'''

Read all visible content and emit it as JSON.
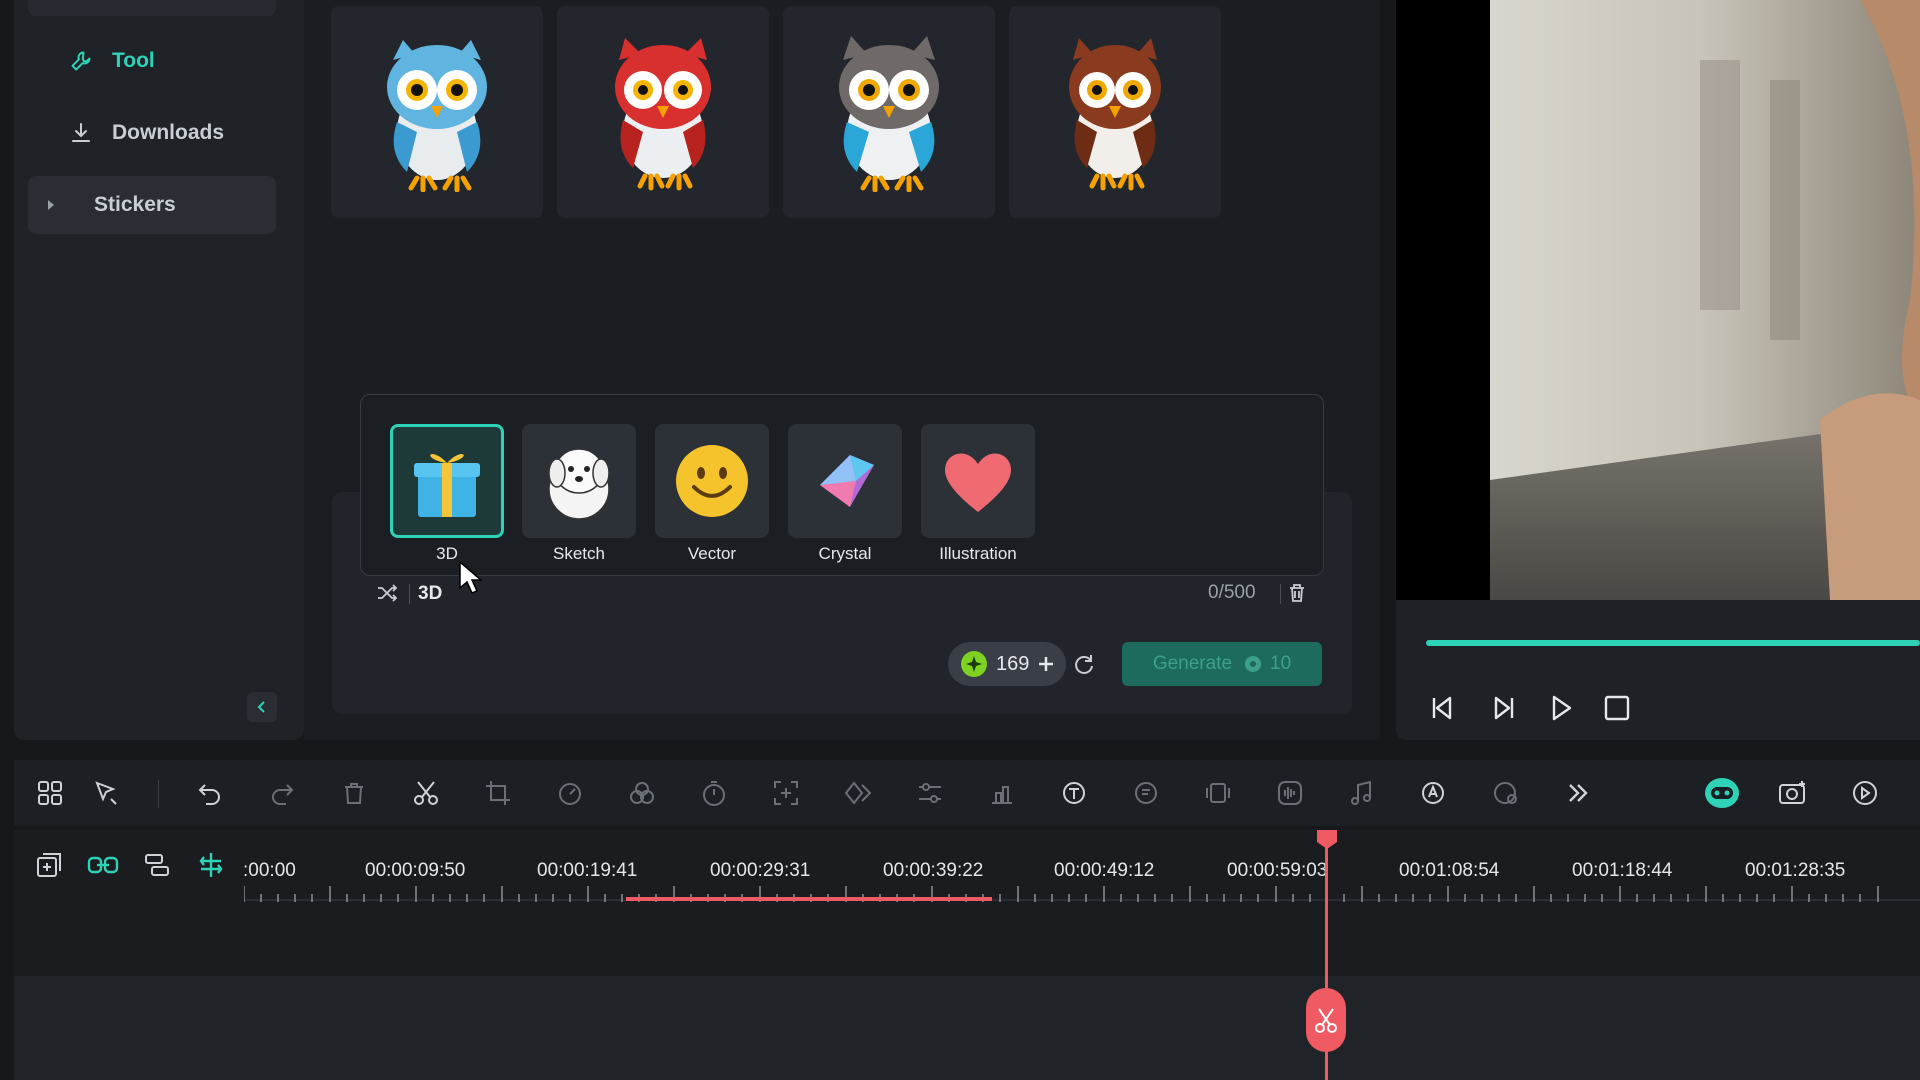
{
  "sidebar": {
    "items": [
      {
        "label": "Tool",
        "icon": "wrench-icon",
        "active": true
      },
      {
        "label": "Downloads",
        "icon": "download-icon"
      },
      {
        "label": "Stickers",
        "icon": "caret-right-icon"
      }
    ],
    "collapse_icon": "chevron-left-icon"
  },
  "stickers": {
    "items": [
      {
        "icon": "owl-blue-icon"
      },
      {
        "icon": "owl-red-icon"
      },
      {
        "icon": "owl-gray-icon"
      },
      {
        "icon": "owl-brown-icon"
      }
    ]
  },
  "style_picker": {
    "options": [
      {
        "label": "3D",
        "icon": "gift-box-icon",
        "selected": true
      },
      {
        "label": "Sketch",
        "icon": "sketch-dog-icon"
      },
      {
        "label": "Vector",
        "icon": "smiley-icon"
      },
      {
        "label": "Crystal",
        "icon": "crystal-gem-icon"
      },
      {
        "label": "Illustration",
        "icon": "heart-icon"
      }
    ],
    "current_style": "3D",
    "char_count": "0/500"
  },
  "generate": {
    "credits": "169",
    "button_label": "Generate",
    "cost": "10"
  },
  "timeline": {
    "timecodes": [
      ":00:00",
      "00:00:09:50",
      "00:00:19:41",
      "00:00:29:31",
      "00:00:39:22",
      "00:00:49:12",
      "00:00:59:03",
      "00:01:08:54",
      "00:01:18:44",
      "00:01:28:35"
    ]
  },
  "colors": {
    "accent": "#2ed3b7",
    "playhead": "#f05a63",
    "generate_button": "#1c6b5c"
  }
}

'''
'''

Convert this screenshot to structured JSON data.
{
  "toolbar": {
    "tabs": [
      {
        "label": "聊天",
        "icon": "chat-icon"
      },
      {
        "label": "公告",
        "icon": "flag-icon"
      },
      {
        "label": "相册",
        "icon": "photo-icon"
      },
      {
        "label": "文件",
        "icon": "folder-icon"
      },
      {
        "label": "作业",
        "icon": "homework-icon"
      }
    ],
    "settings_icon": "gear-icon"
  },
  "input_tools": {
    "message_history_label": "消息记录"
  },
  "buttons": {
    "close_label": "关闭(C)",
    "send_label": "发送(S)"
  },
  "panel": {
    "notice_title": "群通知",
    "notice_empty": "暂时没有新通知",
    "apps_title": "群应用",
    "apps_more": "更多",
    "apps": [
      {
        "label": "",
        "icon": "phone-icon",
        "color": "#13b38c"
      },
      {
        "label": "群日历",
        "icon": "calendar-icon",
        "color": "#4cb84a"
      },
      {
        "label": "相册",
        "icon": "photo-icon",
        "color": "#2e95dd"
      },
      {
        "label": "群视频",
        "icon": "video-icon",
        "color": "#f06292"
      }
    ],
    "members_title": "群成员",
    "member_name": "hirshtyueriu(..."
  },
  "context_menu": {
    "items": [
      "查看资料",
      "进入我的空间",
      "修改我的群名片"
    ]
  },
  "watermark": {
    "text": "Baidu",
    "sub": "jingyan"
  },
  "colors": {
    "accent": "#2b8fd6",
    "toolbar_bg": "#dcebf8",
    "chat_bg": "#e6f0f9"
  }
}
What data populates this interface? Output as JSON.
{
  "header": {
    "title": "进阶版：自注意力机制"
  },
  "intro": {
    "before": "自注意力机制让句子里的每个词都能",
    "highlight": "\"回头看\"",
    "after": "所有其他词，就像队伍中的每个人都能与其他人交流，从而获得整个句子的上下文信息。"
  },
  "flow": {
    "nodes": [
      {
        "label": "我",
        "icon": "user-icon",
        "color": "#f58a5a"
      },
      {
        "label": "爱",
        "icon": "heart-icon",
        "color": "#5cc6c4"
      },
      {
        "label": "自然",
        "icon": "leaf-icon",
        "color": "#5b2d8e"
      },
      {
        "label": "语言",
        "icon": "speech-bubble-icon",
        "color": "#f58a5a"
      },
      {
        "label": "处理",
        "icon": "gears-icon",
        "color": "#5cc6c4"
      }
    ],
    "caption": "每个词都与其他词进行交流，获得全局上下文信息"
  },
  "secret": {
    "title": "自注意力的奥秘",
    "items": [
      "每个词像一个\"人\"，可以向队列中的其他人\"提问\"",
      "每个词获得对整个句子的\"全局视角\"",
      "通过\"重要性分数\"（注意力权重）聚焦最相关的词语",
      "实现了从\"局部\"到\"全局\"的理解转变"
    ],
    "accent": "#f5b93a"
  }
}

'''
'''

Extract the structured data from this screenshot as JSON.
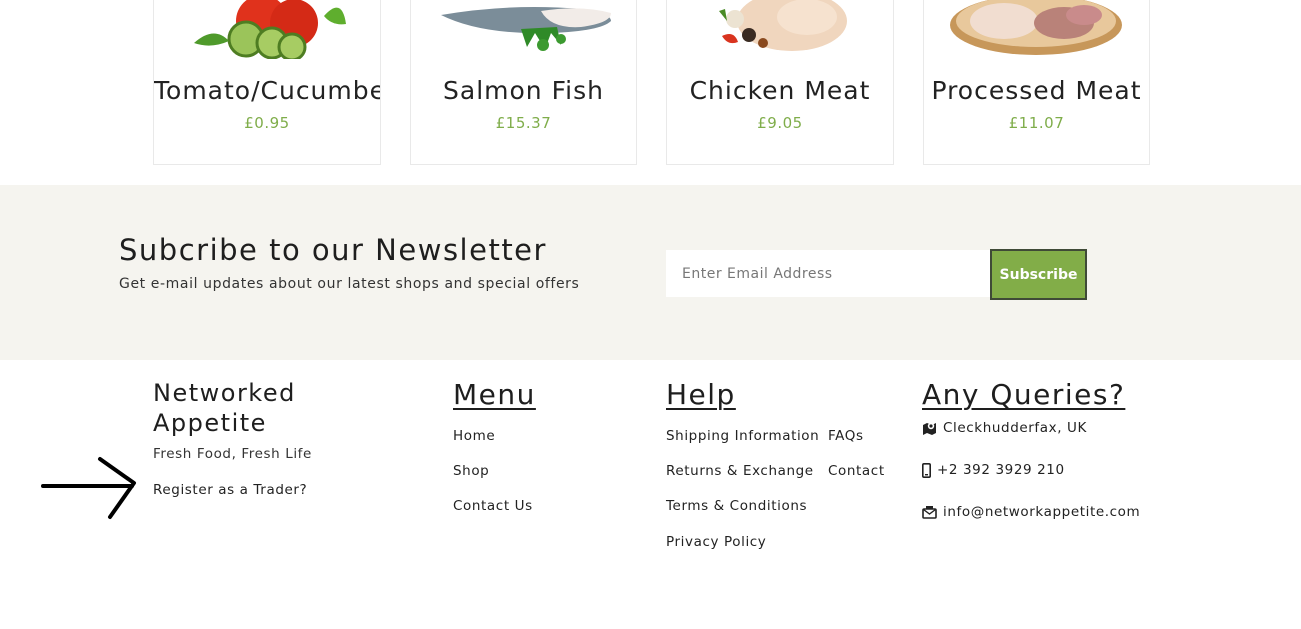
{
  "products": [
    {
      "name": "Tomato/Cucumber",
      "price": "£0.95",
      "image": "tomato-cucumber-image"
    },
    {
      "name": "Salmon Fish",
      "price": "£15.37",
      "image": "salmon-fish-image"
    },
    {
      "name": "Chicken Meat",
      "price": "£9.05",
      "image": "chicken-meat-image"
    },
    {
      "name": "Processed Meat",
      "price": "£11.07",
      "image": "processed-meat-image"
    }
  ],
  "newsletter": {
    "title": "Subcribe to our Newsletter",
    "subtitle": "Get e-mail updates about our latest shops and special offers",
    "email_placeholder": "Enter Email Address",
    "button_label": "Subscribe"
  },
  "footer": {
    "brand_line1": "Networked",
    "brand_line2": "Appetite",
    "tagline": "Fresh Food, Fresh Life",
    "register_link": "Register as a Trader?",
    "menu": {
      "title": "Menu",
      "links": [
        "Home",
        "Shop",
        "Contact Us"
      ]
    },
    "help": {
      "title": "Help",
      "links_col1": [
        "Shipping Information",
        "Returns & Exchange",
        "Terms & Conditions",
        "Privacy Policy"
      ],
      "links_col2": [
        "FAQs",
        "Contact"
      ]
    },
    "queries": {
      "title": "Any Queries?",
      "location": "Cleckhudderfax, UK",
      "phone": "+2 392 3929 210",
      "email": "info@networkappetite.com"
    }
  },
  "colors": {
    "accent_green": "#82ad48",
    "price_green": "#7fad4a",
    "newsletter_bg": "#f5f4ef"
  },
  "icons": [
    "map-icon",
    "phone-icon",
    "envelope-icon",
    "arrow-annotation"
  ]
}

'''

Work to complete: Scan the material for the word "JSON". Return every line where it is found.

Your solution:
Read all visible content and emit it as JSON.
Convert this screenshot to structured JSON data.
What data populates this interface? Output as JSON.
Extract the structured data from this screenshot as JSON.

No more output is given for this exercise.